Of course one can see where Prince Harry is coming from. He and his spouse appear to find free speech – which is what the first amendment protects – to be a problem. It allows the press to write things about them that they have not permitted the press to write. But all rich people must suffer this irritation. It is one of the reasons why the first amendment is so important and why Britain could do with having a similar founding principle.
For the amendment protects the speech of all American citizens. This means that the range of permitted speech in America is as a result wider than it is in the UK. It is true that this allows some whackos and nuts on the fringes of politics and the wider culture to say things that they would not be allowed to say in most European societies, which is what critics tend to focus on. But more important is the fact that it also permits the mainstream to have out issues which our own society has permitted to be closed down.
For instance, because of the presence of the first amendment it is not possible to imagine a situation in which America adopted any such thing as that amazing modern British idiocy, the “non-crime hate incident”. This is the discovery of the British police that they can happily notch up “non-crimes” as merrily as they do what we used to call “crimes” and regard this as all being part of a good day’s work. The existence of the first amendment means that America has not fallen down the rabbit-hole of policing feelings or claims of upset. It has not fallen in the legal morass of pretending that words are violence.
To Prince Harry’s north, in Canada, citizens can be subjected to inquisition at so-called Human Rights Tribunals if they say something that offends current religious or gender dogmas. Here in Britain someone may have their name marked by the police so that future employers keep away from them as a prospective employee. All for no reason other than the expression of an unpopular (or on occasion distinctly popular) opinion. America’s first amendment, by contrast, protects people’s right to have their ideas out in the widest and noisiest contestation possible.” Douglas Murray
Comment: Iceland hosts my blog, but the 1st Amendment protects me here in what was once the Commonwealth of Virginia, the Old Dominion. At least it has thus far.
Harry Windsor is an offensive buffoon. Whatever it is that keeps him at the side of his self-obsessed wife can’t be as good as the price he pays in the loss of country and family that he has suffered.

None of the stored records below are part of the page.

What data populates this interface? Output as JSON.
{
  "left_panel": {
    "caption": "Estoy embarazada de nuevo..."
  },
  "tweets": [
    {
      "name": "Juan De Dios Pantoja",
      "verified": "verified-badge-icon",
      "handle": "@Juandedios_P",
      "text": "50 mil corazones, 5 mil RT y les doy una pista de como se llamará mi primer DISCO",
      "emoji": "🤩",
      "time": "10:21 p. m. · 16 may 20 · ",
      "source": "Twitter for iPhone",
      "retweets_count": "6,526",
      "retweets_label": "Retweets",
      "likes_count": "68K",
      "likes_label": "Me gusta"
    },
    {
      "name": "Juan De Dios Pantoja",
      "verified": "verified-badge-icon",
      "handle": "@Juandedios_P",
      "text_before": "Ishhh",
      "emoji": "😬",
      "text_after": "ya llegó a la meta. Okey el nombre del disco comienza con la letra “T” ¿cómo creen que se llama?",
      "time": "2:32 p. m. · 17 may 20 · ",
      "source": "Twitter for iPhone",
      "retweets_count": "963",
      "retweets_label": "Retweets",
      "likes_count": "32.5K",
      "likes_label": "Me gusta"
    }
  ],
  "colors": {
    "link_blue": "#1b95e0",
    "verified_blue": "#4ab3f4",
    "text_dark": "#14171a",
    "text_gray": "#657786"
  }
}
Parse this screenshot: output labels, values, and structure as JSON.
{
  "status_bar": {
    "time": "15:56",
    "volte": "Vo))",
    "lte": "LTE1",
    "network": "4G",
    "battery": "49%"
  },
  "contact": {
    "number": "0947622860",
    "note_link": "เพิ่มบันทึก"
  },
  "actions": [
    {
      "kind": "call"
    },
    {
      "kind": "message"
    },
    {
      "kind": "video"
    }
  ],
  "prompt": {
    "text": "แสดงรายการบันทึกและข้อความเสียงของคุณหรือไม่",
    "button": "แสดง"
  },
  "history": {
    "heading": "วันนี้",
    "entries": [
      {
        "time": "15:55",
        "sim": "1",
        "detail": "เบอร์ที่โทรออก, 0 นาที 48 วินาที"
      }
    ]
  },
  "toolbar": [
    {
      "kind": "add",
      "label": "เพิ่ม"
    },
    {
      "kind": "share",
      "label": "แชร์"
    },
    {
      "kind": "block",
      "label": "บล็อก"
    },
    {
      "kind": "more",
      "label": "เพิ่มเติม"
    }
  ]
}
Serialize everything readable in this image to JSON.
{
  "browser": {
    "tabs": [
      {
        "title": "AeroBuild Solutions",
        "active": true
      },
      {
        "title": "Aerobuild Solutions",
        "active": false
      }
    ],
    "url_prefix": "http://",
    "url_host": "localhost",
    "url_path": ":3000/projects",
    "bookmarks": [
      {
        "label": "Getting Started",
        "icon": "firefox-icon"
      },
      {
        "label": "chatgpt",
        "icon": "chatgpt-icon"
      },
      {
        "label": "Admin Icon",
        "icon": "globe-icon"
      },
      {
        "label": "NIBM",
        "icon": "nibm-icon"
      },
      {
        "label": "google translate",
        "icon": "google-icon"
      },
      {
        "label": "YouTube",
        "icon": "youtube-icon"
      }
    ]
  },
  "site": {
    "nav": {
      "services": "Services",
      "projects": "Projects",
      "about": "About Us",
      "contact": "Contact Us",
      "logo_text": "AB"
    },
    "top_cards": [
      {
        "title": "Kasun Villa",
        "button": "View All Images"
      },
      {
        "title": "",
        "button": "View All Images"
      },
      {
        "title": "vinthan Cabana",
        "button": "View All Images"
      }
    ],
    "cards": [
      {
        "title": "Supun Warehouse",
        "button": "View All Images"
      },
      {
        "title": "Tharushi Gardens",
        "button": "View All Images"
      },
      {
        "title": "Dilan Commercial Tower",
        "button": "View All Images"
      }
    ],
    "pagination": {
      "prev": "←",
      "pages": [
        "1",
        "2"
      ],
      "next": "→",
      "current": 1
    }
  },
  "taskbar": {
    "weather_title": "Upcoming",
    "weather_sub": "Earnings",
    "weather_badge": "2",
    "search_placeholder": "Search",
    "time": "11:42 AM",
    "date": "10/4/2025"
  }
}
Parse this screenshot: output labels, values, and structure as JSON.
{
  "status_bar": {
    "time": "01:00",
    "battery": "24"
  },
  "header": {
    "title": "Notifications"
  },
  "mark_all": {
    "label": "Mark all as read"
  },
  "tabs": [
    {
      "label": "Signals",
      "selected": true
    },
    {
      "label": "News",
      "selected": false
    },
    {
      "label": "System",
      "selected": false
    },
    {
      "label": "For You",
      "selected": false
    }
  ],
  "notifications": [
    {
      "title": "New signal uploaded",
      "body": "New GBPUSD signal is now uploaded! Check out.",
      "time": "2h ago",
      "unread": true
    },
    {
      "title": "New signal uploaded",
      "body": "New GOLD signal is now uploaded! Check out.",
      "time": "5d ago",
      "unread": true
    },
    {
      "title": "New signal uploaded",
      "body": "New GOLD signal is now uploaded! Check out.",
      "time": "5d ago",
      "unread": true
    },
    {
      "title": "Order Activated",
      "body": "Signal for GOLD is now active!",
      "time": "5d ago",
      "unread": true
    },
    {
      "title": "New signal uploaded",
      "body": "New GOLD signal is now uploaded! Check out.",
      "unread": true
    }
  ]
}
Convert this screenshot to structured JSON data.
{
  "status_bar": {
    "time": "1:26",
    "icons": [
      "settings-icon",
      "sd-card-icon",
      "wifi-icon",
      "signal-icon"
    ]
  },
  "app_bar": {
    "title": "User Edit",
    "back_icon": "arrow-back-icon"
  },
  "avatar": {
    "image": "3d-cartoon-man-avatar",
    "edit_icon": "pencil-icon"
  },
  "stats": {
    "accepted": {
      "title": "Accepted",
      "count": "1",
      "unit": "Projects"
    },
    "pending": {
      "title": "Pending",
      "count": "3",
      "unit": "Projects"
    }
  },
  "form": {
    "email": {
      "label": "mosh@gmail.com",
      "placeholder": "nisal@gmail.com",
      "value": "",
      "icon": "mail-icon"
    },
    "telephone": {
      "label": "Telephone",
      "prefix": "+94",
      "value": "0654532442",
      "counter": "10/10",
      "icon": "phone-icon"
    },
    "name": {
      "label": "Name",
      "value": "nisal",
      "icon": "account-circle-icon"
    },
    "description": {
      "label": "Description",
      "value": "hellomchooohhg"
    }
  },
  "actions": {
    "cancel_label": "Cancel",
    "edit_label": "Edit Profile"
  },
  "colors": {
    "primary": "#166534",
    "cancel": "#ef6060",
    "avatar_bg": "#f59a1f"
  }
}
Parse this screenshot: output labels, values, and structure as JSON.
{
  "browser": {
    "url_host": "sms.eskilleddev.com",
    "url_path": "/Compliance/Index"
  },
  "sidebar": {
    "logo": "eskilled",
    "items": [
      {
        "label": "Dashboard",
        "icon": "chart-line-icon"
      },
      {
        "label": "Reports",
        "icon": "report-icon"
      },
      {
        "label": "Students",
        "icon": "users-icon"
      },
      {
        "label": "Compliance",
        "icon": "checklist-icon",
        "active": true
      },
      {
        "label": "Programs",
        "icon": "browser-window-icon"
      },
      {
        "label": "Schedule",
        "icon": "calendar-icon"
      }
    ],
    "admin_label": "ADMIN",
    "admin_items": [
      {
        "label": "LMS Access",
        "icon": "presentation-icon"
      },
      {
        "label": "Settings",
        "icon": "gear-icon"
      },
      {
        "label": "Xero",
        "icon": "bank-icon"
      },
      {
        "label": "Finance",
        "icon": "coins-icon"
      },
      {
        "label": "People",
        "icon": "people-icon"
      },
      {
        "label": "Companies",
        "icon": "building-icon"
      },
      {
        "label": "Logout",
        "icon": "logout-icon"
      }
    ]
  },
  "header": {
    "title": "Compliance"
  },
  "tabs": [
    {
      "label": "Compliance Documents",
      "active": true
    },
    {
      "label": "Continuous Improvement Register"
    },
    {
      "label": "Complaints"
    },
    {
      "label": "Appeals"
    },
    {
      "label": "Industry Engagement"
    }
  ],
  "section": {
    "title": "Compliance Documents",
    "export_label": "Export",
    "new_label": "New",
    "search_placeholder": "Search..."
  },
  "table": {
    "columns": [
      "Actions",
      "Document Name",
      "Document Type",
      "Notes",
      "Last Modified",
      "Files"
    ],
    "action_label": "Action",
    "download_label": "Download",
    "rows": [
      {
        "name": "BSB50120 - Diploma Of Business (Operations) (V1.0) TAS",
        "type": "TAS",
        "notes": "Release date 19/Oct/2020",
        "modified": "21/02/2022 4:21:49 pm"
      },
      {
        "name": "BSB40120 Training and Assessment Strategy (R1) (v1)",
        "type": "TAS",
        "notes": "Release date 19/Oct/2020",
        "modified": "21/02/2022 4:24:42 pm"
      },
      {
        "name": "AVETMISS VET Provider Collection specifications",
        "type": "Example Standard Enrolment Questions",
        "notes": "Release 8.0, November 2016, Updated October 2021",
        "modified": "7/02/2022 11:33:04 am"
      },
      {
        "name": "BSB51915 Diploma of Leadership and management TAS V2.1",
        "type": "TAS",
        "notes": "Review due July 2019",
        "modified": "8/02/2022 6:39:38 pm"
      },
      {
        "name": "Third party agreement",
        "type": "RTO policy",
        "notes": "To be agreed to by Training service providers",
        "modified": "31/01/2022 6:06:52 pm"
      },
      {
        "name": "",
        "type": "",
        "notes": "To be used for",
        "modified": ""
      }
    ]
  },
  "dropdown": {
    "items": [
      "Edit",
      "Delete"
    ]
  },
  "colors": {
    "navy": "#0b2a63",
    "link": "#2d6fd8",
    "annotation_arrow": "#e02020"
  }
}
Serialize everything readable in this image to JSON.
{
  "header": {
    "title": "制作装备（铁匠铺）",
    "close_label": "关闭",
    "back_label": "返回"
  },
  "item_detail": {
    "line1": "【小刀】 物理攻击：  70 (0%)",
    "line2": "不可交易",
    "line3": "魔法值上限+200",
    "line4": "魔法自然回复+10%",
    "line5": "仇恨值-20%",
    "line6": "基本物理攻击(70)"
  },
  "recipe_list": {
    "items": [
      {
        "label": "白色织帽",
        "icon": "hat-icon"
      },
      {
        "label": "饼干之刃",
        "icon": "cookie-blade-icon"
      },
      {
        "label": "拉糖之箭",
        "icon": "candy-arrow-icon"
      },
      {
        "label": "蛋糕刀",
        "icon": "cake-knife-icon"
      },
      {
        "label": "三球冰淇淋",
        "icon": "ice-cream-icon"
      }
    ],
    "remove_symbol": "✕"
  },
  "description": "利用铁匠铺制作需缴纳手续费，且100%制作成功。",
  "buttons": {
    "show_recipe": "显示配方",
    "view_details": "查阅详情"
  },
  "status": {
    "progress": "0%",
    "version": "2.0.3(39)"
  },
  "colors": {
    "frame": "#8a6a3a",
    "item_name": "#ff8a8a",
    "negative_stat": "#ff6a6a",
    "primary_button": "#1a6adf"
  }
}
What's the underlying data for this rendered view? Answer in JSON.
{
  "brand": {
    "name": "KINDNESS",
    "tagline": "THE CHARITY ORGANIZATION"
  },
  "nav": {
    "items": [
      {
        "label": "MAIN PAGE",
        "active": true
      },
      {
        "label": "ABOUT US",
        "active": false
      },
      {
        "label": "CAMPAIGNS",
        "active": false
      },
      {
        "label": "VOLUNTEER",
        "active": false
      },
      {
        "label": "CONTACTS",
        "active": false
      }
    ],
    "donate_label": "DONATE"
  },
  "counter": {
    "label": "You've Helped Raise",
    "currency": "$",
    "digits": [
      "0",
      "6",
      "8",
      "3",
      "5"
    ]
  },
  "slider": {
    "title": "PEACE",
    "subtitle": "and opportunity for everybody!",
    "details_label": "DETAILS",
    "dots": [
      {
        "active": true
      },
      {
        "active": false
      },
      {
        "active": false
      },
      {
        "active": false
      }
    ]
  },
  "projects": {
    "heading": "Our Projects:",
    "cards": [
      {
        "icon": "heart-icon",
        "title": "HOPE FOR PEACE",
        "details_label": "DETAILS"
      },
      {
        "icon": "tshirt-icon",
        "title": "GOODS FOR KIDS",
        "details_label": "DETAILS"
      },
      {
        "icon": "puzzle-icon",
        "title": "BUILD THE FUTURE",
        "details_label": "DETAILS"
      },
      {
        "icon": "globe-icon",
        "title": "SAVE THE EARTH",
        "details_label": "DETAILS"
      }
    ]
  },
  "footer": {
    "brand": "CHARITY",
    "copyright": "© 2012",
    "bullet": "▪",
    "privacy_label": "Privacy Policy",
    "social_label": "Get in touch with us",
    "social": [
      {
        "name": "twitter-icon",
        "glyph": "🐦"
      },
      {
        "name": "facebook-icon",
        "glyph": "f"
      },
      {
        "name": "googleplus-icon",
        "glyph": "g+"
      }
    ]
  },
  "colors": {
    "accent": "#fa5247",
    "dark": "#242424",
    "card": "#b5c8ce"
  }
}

For god’s sake Harry, go back to England and make your peace with one and all. You will never be at home and comfortable in the US, not even in California. pl